Researchers at the VA Ann Arbor Healthcare System and the University of Michigan studied 540 adults in two groups - the first group between 21 and 40 years age, and the second group over the age of 60.
The researchers asked the participants to rank their own happiness on a scale of 1 to 10 at their current age, at age 30, and at age 70. They also asked them to judge how happy most people are at those ages, reported the online edition of 'The Globe and Mail'.
They found that while both older and younger people believe most people are happier in their youth, quite the opposite is true.
In fact, people reported that they are happier with their lives the older they get, lead researcher Heather Lacey said.
"When we're younger, we seem to be more focused on learning new skills, achieving new successes, acquiring things," the researchers said in their study published in the June issue of the Journal of Happiness Studies.
"As we get older, we seem to recognise that life is only going to go on so much longer, time is starting to run short, and so we start to shift our goals more to social relationships, and things that make us happy."

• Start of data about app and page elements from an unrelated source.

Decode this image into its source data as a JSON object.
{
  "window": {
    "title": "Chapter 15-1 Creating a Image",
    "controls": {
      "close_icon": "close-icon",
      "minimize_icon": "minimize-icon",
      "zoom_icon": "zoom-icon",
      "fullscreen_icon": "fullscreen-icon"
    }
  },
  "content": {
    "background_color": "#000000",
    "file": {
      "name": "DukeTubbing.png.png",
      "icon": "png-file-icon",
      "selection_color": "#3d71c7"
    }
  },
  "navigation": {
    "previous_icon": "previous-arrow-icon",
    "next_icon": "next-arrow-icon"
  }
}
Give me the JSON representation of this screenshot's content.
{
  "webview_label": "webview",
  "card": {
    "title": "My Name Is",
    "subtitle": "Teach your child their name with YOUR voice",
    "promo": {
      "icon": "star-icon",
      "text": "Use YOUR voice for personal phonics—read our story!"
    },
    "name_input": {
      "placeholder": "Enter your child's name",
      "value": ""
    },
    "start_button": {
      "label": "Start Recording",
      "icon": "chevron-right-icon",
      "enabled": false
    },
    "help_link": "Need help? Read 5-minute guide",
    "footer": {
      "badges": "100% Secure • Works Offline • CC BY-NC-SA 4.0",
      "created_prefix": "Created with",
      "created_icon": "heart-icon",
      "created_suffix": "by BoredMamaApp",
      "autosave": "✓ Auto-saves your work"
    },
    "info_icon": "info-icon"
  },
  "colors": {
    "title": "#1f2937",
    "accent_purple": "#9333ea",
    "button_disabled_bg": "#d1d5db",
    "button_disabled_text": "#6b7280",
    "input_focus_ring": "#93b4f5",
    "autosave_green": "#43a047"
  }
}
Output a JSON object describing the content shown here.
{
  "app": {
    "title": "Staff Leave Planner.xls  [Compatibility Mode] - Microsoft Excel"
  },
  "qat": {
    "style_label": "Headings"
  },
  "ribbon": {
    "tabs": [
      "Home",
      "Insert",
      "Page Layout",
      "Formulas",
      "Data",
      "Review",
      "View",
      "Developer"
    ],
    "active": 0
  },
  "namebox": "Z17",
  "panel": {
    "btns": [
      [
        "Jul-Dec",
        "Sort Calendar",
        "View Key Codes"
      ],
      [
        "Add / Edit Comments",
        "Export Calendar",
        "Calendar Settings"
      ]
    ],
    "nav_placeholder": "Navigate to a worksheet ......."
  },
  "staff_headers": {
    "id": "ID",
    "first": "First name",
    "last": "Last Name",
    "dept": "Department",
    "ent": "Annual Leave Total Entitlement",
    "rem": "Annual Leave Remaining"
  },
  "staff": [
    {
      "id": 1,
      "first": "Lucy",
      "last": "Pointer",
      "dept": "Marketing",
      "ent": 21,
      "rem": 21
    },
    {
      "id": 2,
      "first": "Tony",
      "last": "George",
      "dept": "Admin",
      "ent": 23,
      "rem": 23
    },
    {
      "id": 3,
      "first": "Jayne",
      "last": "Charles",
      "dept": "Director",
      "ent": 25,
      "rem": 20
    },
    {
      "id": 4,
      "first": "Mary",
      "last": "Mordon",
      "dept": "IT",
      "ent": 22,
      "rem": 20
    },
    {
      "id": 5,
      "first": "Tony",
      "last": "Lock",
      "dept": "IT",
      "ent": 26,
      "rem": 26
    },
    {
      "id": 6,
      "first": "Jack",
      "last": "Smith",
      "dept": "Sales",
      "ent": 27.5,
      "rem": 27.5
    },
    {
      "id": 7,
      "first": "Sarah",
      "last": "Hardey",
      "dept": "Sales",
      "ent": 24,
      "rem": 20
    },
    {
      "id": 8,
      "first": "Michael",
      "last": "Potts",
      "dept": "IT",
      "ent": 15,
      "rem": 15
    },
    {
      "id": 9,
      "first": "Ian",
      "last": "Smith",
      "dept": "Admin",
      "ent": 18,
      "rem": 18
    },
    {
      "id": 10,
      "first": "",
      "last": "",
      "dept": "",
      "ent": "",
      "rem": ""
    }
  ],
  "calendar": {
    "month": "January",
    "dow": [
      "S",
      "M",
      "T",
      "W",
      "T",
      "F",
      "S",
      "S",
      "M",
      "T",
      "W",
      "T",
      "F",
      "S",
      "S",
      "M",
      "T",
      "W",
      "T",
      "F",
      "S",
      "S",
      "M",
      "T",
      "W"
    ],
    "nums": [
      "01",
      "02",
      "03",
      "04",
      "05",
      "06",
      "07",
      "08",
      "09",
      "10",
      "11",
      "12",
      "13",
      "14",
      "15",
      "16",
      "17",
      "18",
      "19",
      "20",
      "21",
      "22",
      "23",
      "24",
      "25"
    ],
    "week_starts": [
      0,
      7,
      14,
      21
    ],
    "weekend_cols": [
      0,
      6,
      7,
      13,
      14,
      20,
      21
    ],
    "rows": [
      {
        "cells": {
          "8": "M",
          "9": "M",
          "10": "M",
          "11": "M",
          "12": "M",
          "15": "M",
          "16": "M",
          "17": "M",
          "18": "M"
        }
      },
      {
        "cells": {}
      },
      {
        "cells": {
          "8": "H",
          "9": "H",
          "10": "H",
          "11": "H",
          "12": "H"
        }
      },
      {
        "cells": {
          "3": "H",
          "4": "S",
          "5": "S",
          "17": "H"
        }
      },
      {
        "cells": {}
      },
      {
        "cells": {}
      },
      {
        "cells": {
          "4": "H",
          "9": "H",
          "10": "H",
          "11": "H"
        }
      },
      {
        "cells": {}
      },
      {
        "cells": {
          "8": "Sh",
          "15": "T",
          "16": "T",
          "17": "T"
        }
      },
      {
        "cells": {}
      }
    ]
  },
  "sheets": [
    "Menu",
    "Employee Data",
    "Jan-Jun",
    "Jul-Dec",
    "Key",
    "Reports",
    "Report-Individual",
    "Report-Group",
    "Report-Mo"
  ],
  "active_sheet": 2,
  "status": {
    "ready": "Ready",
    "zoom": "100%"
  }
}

"We stop worrying about achieving, and start thinking about enjoying. People also get better at managing their moods and not 'sweating at the smaller stuff'," she said.